While groundbreaking in the 19th century, the first motion pictures were grainy, black-and-white soundless scenes. The oldest known surviving film, Roundhay Garden Scene, was shot in 1888 and lasted just 2.1 seconds at 12 frames per second. Watch it below:
Fast-forward to today’s high-tech movies that are recorded in at least 24 frames per second (and even 48 fps!) and digitally projected onto displays with surround sound to mirror reality, or at least the reality the director envisions. As we approach the Oscars, here’s a look at some nominated films that showcase how rapid advances in technology have pushed the boundaries of film and changed the movie going experience.
The Hobbit, Peter Jackson’s latest take on the works of J.R.R. Tolkien, may have looked different from other movies you’ve seen- Jackson filmed the movie at 48 fps (frames per second) to create clear, clean shots that would normally blur during fast on-screen movements. 48 fps is double the industry standard that has been used for the past 80 years, and while this makes for smooth action scenes and better 3D viewing, some people thought it made the movie ‘too real,’ and “much more like visiting the set...than seeing the textured cinematography of a finished movie,” as one blogger commented. Given the film’s mixed in-theater reviews, it remains to be seen whether 48 fps will gain traction with filmmakers and be adopted on a greater scale. However, the new speed does challenge set designers, makeup artists, and directors to strengthen their craft to create an Oscar-worthy production.
Another advanced technology making movies more realistic is the use of Computer Generated Imagery, or CGI. Although CGI has been used for years in film, the effects have often resulted in unintentionally hilarious, unrealistic shots. 2009’s Avatar paved the way for a more sophisticated use of CGI, and this year’s The Life of Pi is another great example of the varied potential of the technology.
Pictured above, the two main characters of the movie share a small boat. Of course, actor Suraj Sharma couldn’t actually share a tiny boat with his co-star, a Bengal tiger. Resorting to high-quality computer graphics for the majority of the movie allowed the filmmakers much more creative freedom, but the bar was set high to create a realistic CGI tiger. To make this fantastic situation a reality, the animators studied the movements and behavior of 4 live tigers around a mockup of Pi’s boat in an enclosure. They then digitally built up the bones, muscles and fur of their own tiger over the course of a year to make the movie’s unlikely scenario possible. As CGI becomes more advanced, we can expect even more fantastic scenes and scenarios-- like the Tiger, could CGI become so sophisticated one day that we won’t be able to tell the difference between an actor and a digital animation?

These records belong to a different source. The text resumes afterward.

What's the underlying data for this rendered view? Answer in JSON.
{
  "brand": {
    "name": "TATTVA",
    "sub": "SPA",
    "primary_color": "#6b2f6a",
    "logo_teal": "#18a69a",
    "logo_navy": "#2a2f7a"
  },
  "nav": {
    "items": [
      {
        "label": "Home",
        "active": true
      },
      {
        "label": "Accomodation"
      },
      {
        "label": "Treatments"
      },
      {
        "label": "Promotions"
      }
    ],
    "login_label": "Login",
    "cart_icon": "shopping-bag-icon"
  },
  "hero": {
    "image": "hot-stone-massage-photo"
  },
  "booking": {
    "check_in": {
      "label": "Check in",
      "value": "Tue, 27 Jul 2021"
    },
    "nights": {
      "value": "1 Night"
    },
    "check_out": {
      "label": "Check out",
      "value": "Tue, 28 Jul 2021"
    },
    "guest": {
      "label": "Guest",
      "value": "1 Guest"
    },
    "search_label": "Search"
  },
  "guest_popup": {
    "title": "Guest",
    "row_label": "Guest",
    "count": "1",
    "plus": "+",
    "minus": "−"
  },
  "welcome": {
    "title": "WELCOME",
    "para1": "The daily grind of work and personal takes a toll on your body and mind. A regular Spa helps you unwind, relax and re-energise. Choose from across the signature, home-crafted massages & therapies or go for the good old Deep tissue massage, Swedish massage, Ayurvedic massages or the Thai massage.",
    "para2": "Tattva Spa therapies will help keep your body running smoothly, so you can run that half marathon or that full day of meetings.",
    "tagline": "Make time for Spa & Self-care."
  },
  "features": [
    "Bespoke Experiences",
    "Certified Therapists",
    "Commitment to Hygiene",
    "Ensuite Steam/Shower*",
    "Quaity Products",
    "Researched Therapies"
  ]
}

Nominated in the animation category, ParaNorman’s innovative 3D stop-motion technology earned praise from creators around the world, and is particularly unique as it is the first stop-motion film to use 3D printers to make the characters’ faces. It’s a fantastic blend of old techniques and new 3D animation technology, that has been pioneered by Dreamworks.
In 2002, Dreamworks’ Shrek won the first ever Academy Award For Best Animated Feature, which was pivotal in opening up the market for high-value animated productions. It takes years and millions of computer rendering hours to make modern animated films, so with the goal of both retaining their talent and upping their output, Dreamworks began to parallelize their software to take full advantage of Intel’s server farms and get faster feedback on work. This way, project managers could have animators and artists work on several different parts of a film at once, greatly reducing production times. And by using InTru3D, a technology that was jointly developed by Intel and Dreamworks 2008, filmmakers can create directly in 3D rather than dealing with a 2D and 3D version of a project.
At the pace filmmaking technology advances, part of the moviegoing experience has become an expectation of a new level of graphics and hyperreality with each release. While older audiences may yearn for the soft blur of analogue film (and there is certainly room for that aesthetic), younger consumers who use HD TVs and tablets to consume media tend to look for the slickest, most vivid flick out there; so studios like Dreamworks, with their massive investment in the best tech available, will be right in front to give ‘em what they want.